In 2018 I was doing an international commute, and wanted something I could work on effectively while travelling. Eurostar is pretty comfortable, (particularly in standard premium), and the new laptop was seriously powerful, but I’ve never found it easy to work with a touch pad, and there wasn’t enough space for a mouse.
So I came up with the idea of tidying up the various real spacecraft I have worked on, and assembling sets of images rendered perspective free, to a standard scale, which would make it easy to clearly show the different sizes of the various spacecraft.
I sometimes get into discussions about if a spacecraft design is realistic. These are frequently interesting, but it’s not straightforward. For example, there are serious designs from the early days of spaceflight which we now know could not work. Manned craft without heavy radiation shielding are a common example of this.
On the other hand, you have some fictional craft carefully designed to be as realistic as possible – the vehicles in “2001 a Space Odyssey” are a great example.
So how to handle it when some fictional craft are more credible than serious designs? here’s my attempt at a system, from the most realistic to the least. Comments and additions are very welcome.
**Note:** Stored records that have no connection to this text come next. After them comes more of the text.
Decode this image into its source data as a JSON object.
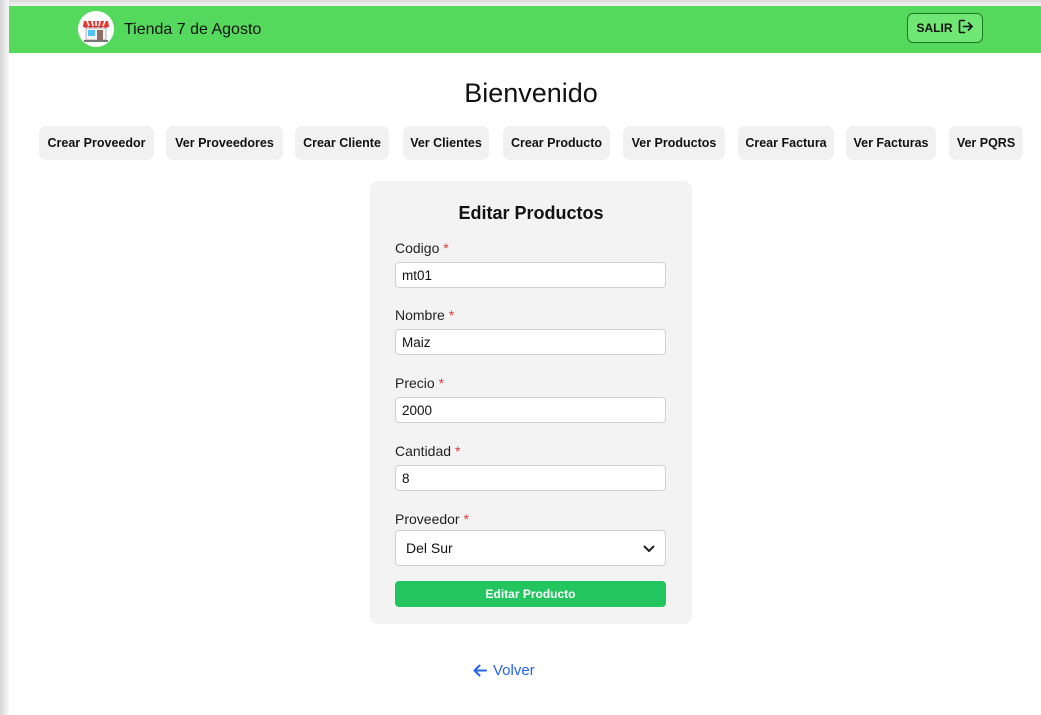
{
  "header": {
    "brand_name": "Tienda 7 de Agosto",
    "logout_label": "SALIR"
  },
  "page": {
    "title": "Bienvenido"
  },
  "menu": {
    "items": [
      {
        "label": "Crear Proveedor"
      },
      {
        "label": "Ver Proveedores"
      },
      {
        "label": "Crear Cliente"
      },
      {
        "label": "Ver Clientes"
      },
      {
        "label": "Crear Producto"
      },
      {
        "label": "Ver Productos"
      },
      {
        "label": "Crear Factura"
      },
      {
        "label": "Ver Facturas"
      },
      {
        "label": "Ver PQRS"
      }
    ]
  },
  "form": {
    "title": "Editar Productos",
    "required_mark": "*",
    "fields": {
      "codigo": {
        "label": "Codigo",
        "value": "mt01"
      },
      "nombre": {
        "label": "Nombre",
        "value": "Maiz"
      },
      "precio": {
        "label": "Precio",
        "value": "2000"
      },
      "cantidad": {
        "label": "Cantidad",
        "value": "8"
      },
      "proveedor": {
        "label": "Proveedor",
        "value": "Del Sur"
      }
    },
    "submit_label": "Editar Producto"
  },
  "footer": {
    "back_label": "Volver"
  },
  "colors": {
    "navbar": "#55d95c",
    "submit": "#22c55e",
    "link": "#2563eb",
    "required": "#e53935"
  },
  "icons": {
    "logo": "store-awning-icon",
    "logout": "logout-icon",
    "select": "chevron-down-icon",
    "back": "arrow-left-icon"
  }
}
1. Real space hardware that actually flew successfully.
An unusual one for me, as I take a crack at an original science-fiction design.
My objective was to get something seriously large, primarily for use in Vue. My thinking is that I notice many great concept art pages have fairly abstract ships that are so big the more distant parts are afffected by haze, giving a great sense of scale. And as volumetric effects are a strength of Vue, I figure model in LW with Vue in mind. In practice this meant:
Keep the number of different surfaces low
Avoid clever effects that I don’t know how to do in Vue, including advanced surfaces
Avoid elements that would give a clear idea of scale, such as windows, hatches, stairs
Make it a long design so it’s easy to get the most distant parts lost in fog
This was based on an image I found, taken from the cover of the March 1961 episode of the Magazine of Fantasy and Science Fiction.
A really unusual shape, making the whole thing look like a cross between a lightbulb and a thermos flask. I suspect it’s meant to be nuclear , which makes standing around the engine area somewhat adventurous.
I was rummaging around my hard disk, and found this project, which I don’t seem to have blogged before…
After I finished Uni, I was a huge fan of 2000 AD comic, which was really hitting it’s stride. Many writers and artists went on to become the best, and best known in the industry, and 2000 AD was original, witty, and utterly wonderful.
There are not many vehicle concepts that really made a mark, but the one I remember best was the Blitzspear of Nemesis the Warlock. An arrowhead, shaped like the characters head, it was menacing, and looked really fast! Here’s my CGI version.
It occured to me that I really don’t remember ever seeing one of those really old pulp SF cover space cruisers done in a modern CGI style. You know, the ones that look like a cross between a Zepellin and an express steam train:
I’ve just finished up “The Satellite”, the original 1930’s design for the Buck Rogers Rocket. References were a bit contradictory, so I would not be surprised if you find some that look a bit different.
Here are some of the more unusual features:
It’s a tractor rocket. By which I mean the rockets are at the front and it is pulled by them, rather than pushed.
It has four retro rocket tubes at the front.
It lands by balancing on it’s tail! Not very stable…
It had four weapons blisters with slots down the side.
I was very interested when fellow IAAA member Ali Ries offered me the chance to use some of her glorious nebula backgrounds. I’m not very good at using strong colour, and this seemed like an excellent chance to get some practice in.
I found a nice starship in the file libraries at Foundation 3D, and set about it.
I used a yellow distant light for the key light, matching the colour of the bright star. In exactly the same position I had a red dome light – dome lights are extended sources, (often a whole hemisphere), my idea was that the red light would produce a subtle warm edge to the shadow borders.
I experimented with a blue fill light, for added colour, but without a blue light source onscreen, it did not look right.
After experimenting with a warmer tone for the side light, I decided to go for some very small limited range point lights, acting like running lights on the ship. I struggled to choose between blue and red, but in the end I decided to do both!
Here are the results:
In case you are wondering, I got the title from a misremembered Hawkwind lyric – I liked the idea of a starship once again receiving the light of a Sun after an incredibly long journey.